About this exercise - Filter the entries for lines with the word "without".

Source data -

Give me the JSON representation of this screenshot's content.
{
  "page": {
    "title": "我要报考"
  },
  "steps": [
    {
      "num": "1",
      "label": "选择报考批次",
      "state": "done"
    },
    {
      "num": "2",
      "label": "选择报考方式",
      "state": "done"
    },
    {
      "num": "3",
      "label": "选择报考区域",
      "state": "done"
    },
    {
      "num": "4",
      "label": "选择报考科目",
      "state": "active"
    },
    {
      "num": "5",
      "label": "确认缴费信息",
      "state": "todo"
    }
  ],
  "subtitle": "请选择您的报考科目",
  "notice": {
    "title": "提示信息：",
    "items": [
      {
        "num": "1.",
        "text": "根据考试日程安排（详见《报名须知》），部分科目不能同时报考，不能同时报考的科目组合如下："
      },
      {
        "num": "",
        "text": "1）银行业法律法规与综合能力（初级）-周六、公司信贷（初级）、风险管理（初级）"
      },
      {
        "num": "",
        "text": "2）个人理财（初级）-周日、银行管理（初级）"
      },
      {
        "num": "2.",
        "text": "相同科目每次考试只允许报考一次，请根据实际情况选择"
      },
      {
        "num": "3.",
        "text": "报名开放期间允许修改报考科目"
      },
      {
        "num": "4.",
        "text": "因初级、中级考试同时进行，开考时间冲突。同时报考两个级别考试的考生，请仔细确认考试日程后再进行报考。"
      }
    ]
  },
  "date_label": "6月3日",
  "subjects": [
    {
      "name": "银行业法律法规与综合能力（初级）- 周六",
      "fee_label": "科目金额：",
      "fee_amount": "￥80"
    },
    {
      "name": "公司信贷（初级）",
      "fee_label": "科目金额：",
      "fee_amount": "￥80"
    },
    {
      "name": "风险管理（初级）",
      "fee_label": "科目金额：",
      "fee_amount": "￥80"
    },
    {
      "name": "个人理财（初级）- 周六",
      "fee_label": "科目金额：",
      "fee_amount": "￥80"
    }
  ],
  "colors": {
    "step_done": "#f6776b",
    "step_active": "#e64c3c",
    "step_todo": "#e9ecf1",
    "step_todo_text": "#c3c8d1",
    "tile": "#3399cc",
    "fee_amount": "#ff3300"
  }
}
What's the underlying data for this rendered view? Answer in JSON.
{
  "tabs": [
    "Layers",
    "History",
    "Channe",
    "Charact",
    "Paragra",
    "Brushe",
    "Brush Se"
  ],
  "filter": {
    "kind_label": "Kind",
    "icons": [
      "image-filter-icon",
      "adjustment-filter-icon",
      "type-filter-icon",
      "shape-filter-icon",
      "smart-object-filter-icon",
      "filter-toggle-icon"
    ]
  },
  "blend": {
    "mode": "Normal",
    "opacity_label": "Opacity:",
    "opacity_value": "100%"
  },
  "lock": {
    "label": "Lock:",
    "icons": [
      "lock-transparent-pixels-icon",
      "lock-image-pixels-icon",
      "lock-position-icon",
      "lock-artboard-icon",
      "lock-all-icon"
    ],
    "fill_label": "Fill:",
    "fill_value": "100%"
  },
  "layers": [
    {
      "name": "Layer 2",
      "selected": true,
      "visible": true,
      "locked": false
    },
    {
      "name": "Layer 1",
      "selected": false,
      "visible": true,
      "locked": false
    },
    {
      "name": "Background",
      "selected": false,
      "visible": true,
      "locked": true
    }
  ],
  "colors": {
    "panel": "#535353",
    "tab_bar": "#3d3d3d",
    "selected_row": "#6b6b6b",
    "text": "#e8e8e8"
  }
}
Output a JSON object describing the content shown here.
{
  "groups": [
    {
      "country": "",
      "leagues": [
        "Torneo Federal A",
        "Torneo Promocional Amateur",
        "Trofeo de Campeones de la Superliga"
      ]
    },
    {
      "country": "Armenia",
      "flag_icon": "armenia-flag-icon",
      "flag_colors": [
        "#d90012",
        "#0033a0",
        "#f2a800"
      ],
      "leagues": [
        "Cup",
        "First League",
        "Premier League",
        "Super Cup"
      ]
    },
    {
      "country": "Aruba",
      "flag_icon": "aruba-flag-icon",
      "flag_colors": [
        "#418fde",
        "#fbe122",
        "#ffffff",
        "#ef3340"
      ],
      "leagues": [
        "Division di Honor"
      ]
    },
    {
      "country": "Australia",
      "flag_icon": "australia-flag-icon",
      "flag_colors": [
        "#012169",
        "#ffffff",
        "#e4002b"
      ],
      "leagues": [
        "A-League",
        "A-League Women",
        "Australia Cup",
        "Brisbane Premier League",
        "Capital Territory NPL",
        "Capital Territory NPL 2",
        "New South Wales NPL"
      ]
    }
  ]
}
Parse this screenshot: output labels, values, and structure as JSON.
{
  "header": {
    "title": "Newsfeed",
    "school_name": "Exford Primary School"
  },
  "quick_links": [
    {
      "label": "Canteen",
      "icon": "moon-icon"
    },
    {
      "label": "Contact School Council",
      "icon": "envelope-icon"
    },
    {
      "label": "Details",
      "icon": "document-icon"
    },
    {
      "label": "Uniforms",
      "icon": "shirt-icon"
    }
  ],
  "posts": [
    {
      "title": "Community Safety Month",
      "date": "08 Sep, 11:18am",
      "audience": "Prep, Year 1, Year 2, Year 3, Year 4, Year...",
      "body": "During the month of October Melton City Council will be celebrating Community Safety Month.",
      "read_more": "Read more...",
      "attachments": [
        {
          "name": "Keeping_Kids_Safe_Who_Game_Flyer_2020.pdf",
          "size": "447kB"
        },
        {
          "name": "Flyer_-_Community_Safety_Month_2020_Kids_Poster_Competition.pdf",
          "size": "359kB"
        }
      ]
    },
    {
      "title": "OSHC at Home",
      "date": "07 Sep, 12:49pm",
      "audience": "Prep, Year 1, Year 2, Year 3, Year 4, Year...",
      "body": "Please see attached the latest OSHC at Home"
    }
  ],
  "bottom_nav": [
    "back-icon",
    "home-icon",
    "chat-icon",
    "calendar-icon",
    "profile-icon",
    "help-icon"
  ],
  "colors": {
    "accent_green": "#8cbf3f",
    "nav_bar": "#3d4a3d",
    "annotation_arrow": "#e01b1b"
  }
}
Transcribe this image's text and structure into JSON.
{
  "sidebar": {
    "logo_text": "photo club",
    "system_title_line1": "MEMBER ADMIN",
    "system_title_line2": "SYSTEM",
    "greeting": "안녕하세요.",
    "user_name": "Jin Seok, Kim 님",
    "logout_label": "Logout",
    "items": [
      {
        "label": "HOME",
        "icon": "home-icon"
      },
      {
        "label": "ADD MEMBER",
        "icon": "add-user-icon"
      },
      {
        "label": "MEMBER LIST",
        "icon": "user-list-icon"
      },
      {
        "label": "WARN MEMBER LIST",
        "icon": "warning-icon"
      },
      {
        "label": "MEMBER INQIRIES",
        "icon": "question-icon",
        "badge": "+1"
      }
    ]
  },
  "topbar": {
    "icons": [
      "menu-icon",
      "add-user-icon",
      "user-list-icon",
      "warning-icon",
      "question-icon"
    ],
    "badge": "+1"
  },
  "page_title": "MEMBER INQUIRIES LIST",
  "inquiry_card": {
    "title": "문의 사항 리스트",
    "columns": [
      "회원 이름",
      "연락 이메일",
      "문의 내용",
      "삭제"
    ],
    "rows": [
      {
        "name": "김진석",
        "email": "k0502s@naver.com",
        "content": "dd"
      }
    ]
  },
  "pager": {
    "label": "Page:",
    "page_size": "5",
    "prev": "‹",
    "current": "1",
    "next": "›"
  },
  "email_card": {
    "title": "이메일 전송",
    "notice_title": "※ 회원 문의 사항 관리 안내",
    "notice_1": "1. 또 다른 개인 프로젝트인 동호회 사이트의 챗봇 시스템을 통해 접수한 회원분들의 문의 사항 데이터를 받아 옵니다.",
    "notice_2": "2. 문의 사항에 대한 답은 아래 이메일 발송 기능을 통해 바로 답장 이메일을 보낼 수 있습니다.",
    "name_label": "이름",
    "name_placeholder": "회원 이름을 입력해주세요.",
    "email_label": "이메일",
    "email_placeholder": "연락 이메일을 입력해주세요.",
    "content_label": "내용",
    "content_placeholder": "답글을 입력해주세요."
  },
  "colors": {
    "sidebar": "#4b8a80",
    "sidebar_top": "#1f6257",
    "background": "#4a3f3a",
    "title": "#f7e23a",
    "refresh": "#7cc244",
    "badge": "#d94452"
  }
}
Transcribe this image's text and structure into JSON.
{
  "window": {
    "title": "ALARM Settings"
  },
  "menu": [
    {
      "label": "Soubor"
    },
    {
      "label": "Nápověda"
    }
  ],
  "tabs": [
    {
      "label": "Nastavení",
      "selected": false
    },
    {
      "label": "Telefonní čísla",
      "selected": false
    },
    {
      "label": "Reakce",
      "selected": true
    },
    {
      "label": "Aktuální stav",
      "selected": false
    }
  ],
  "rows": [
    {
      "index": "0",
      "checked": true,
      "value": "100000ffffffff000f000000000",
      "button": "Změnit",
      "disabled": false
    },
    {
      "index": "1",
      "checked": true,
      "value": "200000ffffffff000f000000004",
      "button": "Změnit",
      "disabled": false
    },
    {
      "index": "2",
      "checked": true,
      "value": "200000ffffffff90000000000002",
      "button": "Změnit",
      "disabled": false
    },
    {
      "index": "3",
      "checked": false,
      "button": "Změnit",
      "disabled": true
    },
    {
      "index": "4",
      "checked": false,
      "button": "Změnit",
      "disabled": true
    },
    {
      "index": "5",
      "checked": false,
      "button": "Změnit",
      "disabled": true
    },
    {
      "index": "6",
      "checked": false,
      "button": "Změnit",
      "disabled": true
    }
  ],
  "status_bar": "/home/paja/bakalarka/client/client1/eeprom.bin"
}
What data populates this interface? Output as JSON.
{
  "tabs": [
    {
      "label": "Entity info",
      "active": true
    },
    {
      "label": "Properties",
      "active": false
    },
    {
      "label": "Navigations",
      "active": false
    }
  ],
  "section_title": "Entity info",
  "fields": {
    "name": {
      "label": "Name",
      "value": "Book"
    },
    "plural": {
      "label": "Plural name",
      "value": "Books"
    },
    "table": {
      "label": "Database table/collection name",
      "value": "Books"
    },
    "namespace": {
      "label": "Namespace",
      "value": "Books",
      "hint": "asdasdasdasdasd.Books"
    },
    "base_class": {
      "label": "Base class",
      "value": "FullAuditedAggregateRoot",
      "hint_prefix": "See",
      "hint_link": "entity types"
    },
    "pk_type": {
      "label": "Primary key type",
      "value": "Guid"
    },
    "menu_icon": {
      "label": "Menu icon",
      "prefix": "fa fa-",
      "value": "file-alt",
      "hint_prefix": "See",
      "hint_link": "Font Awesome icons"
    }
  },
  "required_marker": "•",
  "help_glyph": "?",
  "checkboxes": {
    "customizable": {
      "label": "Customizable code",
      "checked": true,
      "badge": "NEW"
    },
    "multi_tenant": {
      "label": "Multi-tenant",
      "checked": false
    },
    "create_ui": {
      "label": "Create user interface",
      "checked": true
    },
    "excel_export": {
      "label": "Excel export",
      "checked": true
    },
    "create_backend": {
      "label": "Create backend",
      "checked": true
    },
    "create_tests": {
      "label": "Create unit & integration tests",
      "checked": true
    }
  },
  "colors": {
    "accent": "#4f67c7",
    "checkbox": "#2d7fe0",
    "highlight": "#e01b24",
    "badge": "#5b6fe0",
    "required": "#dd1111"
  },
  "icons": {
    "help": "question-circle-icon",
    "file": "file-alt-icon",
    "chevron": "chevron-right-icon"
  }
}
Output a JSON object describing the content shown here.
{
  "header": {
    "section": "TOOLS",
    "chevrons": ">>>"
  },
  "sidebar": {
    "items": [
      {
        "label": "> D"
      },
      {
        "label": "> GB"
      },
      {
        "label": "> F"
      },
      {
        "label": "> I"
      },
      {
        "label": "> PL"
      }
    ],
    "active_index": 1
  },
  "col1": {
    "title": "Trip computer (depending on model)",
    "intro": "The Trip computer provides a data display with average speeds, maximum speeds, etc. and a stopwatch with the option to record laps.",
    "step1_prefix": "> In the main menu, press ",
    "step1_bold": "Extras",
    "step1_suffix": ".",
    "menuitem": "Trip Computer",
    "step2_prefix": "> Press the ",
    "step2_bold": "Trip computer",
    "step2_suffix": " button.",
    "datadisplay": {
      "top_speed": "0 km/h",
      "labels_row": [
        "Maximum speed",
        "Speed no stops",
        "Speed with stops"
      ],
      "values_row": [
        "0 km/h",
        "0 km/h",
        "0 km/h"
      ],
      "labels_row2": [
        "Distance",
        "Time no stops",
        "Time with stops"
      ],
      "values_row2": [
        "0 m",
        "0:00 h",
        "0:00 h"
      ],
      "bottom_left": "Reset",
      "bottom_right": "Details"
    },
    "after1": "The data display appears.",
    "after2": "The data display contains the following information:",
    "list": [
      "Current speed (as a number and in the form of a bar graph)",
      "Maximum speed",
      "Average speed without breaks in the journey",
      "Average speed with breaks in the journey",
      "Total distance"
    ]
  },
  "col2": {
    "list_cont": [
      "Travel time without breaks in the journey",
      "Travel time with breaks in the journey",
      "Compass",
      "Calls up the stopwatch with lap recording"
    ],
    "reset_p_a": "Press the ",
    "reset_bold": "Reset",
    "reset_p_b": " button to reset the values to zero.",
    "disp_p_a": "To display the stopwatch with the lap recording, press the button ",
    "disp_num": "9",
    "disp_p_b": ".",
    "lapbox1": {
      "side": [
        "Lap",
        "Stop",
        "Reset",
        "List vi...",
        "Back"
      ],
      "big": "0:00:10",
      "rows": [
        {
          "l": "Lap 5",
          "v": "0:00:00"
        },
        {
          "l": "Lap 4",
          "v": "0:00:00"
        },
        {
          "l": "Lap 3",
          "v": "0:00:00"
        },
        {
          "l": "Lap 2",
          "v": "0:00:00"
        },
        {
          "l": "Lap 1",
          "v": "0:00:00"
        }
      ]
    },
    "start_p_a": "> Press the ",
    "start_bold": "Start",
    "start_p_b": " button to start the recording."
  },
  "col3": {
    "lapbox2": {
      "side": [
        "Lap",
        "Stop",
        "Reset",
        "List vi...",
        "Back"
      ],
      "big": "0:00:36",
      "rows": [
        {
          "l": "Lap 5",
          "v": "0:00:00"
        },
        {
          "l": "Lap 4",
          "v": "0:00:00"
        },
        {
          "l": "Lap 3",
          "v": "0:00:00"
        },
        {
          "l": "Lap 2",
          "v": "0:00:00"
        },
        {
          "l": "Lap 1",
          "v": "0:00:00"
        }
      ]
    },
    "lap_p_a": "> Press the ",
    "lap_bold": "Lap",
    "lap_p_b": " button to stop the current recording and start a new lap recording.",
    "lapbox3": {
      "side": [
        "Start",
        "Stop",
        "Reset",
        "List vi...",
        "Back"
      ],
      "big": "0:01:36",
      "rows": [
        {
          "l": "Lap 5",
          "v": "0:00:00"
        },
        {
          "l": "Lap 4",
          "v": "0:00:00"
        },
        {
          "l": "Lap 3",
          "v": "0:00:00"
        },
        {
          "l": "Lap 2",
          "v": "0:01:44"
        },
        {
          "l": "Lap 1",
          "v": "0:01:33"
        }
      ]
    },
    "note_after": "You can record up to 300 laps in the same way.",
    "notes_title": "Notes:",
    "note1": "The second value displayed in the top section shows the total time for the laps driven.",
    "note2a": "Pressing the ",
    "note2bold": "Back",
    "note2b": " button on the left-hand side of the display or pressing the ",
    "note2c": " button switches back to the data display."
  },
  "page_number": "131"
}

Your response -
      "Average speed without breaks in the journey",
      "Travel time without breaks in the journey",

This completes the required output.